This will be tough riding, no doubt, and there are plenty of spots for the race to break up. The finishing loop, though, is taken so often that it’ll be decisive in this race.
Fun fact about Leeds – This is the biggest city the Worlds will incorporate and is a fun place for a night out. Whitelocks, in particular, is a pub worthy of your attention, but I’ve mentioned that before. For something different, and more accessible around the world, if you haven’t already seen The Damned United, you should. It is the story of a legendary football/soccer manager’s one unsuccessful season running Leeds United, sandwiched between glory with Derby County and Nottingham Forest. It is also much more than that, and I promise that you don’t need to like football to love one of the best-acted films I’ve seen. You’ll like Leeds more after watching it, too (though much of it is filmed elsewhere).

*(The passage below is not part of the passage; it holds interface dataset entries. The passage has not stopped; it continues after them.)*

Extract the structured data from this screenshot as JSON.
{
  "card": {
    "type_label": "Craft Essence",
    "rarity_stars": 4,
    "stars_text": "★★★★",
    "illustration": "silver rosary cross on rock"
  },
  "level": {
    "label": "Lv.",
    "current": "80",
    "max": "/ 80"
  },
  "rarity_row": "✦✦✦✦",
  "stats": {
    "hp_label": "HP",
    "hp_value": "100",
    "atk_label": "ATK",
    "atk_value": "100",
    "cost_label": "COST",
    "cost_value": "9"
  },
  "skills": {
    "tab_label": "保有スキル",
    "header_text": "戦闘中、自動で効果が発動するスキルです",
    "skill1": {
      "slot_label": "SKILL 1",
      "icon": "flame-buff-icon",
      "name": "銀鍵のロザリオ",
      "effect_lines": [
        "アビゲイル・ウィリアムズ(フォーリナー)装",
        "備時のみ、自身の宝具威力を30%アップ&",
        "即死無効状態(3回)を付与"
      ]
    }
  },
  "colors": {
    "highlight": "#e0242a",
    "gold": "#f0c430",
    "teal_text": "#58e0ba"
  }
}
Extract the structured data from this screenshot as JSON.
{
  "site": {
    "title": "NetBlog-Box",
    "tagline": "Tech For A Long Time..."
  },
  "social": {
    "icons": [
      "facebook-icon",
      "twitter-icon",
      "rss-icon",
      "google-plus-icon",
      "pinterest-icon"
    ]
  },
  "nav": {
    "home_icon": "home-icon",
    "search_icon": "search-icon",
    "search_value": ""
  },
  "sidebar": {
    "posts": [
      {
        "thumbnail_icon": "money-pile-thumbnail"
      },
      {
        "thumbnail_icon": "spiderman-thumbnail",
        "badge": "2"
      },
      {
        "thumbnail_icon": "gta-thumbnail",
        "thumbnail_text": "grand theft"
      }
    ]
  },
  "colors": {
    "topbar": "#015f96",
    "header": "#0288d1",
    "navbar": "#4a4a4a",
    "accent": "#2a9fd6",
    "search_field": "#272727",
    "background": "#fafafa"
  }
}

The finishing circuits and the winning riders
For the time trials, this looks slightly more straightforward than Innsbruck or Bergen but is not an entirely straightforward, power course. Round up the usual suspects, and let the chips fall where they may.
The road races are, in a word, open. Yes, the men’s course is close to stage one of the tour, which finished in a bunch sprint, but is much longer and has a challenging loop bolted onto the end. The women’s course, similarly, is tough throughout but there’s nothing that will definitely throw the sprinters off the list of possible winners.

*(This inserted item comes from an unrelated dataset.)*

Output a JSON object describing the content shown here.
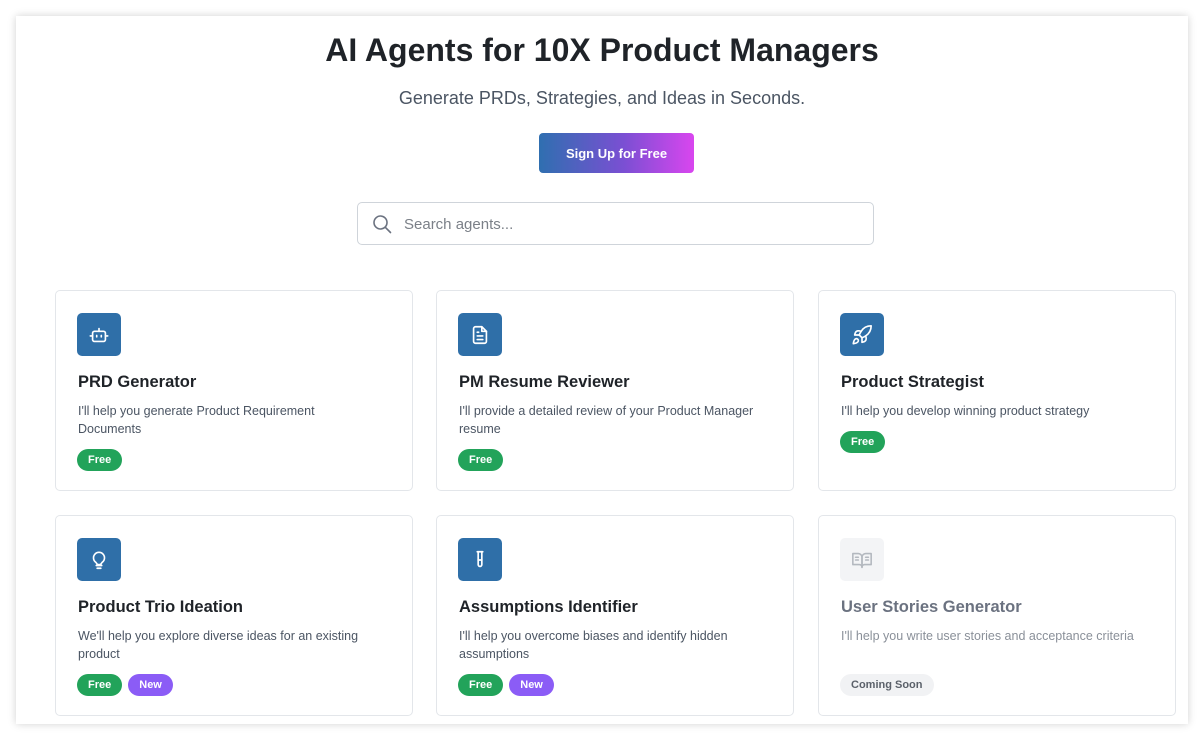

As ever, much will come down to how the race is ridden. It’d also be foolish to ignore the possibility of weather playing a role. At the end of September, the official forecast for Yorkshire is “stuffed if I know”. We could conceivably see some races in twenty degrees, sunshine and calm, and others in torrential rain and gale force frozen winds. Certainly you can’t yet say with certainty that there won’t be echelons on the tops, which is an interesting idea.
What about that final loop, then? It is a technical 14km, with plenty of tight turns, especially in the closing kilometres. It also features multiple upslopes. The first and biggest is a long, steady slope up to Beckwithshaw, but there are plenty of shorter sharp climbs. I went searching for a comparison from previous years, and struggled. Perhaps the worlds course in Geelong, but with a much tougher intro and a more technical finish? A better comparison would be to follow half of Liege-Bastogne-Liege with two-thirds of Quebec, and make the weather (potentially) worse.
So, who wins? Too soon to say, but let’s have a look, purely in the interest of thinking about the type of rider who’ll enjoy the course. I think our winner will be somewhere between a very tough sprinter and a fast-finishing classics rider. I can see Sagan making it five, with Matthews, Alaphillipe and Kwiatkowski also licking their lips at the parcours. For the women, local girl Lizzie Deignan’s little girl will have just celebrated her first birthday, and if she’s back to riding I think Mum has an excellent chance on roads she knows well, but she’ll have to see off the Dutch challenge, of course. They might not have shifted the likes of Longo Borghini either.
Anyone want to start booking accommodation?